■ DATA ■
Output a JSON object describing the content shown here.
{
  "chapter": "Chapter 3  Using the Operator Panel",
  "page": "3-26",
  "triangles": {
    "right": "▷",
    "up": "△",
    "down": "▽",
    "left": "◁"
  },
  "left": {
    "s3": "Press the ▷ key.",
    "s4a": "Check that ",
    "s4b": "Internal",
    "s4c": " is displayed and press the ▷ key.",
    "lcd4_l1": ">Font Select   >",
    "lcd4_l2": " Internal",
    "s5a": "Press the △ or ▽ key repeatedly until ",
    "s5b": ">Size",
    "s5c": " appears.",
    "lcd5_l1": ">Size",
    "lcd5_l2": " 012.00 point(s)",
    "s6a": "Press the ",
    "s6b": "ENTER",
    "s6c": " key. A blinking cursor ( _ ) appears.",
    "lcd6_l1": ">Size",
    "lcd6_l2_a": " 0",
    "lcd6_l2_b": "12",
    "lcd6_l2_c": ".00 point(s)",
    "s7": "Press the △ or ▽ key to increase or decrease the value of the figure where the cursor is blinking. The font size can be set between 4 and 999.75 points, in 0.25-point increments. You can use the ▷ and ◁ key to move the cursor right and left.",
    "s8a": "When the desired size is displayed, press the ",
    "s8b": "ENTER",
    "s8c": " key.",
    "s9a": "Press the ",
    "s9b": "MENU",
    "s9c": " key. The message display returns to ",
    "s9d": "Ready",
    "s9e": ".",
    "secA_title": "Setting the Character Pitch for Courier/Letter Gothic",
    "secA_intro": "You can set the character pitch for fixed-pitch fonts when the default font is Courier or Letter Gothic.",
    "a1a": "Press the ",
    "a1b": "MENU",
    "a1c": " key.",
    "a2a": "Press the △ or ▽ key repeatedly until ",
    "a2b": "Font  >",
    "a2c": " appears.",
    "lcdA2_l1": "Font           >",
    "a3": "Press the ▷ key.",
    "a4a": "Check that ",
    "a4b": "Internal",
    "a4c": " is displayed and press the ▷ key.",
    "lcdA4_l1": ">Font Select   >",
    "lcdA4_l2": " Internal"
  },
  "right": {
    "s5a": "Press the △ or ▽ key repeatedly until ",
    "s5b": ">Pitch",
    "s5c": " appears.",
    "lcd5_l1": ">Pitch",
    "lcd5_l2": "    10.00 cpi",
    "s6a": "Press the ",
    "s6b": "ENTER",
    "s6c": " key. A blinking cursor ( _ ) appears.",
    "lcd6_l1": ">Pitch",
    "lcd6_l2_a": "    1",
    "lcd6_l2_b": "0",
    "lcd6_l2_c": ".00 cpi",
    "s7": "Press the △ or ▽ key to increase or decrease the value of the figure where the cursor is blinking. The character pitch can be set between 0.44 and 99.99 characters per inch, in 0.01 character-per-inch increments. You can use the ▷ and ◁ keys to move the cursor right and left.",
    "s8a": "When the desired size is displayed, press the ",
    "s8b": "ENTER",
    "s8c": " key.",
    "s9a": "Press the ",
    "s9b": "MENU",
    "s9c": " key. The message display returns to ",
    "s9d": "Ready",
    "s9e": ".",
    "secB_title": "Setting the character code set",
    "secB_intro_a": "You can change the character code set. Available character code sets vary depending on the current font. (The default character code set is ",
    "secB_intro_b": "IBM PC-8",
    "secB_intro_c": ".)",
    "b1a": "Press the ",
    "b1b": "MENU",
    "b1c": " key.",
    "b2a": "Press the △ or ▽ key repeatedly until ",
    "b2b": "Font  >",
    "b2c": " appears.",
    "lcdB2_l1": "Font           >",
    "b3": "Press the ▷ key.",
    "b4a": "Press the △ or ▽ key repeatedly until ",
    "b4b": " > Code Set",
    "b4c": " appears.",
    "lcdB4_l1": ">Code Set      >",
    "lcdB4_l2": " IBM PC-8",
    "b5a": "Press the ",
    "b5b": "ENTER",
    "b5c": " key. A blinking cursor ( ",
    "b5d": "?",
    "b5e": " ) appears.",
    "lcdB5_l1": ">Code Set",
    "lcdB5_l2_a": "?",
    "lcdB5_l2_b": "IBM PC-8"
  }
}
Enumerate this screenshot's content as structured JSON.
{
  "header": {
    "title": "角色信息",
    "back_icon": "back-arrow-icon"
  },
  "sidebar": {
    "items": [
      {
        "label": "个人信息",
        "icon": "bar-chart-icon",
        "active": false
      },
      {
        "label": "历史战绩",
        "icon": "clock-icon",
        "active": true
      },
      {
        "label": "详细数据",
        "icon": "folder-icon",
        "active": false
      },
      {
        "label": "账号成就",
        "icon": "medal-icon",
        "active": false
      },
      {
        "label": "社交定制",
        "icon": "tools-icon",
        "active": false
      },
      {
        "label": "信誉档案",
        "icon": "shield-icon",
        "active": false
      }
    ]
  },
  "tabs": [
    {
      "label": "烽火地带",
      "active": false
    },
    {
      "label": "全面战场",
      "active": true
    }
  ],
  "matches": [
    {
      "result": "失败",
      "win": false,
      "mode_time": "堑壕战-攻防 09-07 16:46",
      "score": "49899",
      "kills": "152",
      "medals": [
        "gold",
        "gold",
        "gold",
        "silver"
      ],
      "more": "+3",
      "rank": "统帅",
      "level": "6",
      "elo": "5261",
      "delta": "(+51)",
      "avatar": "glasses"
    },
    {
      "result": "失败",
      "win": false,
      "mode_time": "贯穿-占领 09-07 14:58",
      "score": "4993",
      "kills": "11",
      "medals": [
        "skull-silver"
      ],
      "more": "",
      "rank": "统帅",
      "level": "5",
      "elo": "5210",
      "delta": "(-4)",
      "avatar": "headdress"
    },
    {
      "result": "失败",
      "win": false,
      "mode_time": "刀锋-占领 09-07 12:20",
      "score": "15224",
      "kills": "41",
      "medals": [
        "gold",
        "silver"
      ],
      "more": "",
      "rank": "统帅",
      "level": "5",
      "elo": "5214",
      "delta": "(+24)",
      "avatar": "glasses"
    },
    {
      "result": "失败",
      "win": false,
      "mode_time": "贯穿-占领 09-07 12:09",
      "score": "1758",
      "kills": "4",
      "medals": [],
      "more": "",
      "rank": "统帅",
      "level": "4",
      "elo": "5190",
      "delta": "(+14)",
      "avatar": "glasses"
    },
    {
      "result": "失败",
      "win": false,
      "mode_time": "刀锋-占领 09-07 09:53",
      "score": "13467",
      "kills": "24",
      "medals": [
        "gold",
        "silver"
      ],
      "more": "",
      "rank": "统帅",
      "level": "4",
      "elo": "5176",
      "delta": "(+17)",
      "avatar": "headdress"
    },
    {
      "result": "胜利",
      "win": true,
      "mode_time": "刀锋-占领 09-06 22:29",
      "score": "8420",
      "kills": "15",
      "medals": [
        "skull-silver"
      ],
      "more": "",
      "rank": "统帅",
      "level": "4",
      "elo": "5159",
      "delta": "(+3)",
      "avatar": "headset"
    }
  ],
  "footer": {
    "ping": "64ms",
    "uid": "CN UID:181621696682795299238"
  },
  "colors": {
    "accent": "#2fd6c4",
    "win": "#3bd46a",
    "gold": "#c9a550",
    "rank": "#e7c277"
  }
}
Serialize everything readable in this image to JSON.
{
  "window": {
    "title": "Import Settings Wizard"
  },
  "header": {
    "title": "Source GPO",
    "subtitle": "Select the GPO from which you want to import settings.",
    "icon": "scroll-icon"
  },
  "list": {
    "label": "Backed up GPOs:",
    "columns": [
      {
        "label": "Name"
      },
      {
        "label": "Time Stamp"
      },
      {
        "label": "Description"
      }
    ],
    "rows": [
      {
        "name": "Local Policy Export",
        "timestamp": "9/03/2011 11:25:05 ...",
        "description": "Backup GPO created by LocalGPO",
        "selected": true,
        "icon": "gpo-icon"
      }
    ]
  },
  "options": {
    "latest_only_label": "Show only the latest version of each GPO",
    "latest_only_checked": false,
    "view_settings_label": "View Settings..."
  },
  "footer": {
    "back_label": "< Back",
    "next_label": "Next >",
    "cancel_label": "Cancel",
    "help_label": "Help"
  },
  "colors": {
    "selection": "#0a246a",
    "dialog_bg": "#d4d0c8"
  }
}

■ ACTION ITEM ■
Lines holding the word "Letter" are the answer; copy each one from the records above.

■ WRITTEN ANSWER ■
    "secA_title": "Setting the Character Pitch for Courier/Letter Gothic",
    "secA_intro": "You can set the character pitch for fixed-pitch fonts when the default font is Courier or Letter Gothic.",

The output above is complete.